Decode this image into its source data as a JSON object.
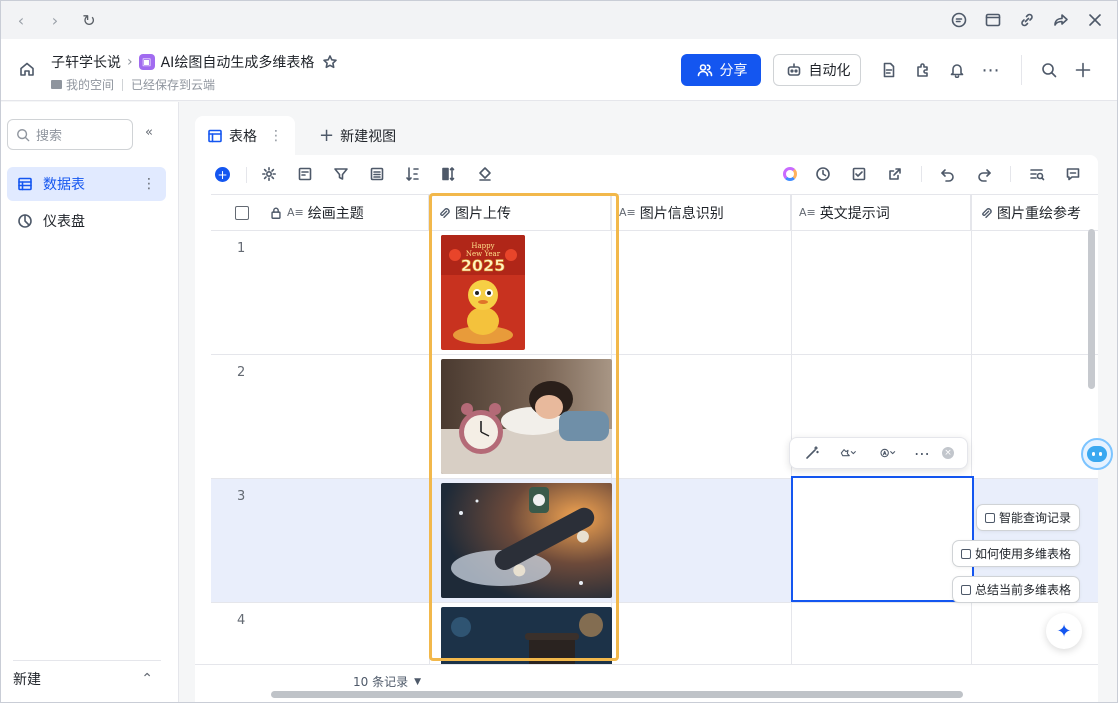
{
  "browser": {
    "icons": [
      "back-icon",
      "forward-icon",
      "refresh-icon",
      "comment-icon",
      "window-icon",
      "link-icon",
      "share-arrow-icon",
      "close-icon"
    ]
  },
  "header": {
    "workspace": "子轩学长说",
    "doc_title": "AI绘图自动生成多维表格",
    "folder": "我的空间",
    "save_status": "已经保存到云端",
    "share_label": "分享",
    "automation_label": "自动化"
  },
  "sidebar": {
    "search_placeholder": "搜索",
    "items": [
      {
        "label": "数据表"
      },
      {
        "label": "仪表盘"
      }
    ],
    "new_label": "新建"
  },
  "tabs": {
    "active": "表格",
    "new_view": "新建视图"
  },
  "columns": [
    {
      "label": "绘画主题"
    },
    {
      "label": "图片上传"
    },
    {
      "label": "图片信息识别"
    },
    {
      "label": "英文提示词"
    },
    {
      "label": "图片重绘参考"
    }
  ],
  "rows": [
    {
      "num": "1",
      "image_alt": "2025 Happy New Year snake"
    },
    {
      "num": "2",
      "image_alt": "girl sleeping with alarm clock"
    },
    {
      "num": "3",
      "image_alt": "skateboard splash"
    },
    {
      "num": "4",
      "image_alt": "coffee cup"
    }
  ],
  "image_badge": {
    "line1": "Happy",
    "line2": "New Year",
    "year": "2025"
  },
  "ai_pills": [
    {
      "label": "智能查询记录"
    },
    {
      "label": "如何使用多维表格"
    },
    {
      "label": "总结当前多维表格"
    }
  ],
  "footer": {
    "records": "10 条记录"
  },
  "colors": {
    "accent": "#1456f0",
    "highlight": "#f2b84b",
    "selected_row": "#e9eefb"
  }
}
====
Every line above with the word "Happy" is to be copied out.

WRITTEN SOLUTION →
      "image_alt": "2025 Happy New Year snake"
    "line1": "Happy",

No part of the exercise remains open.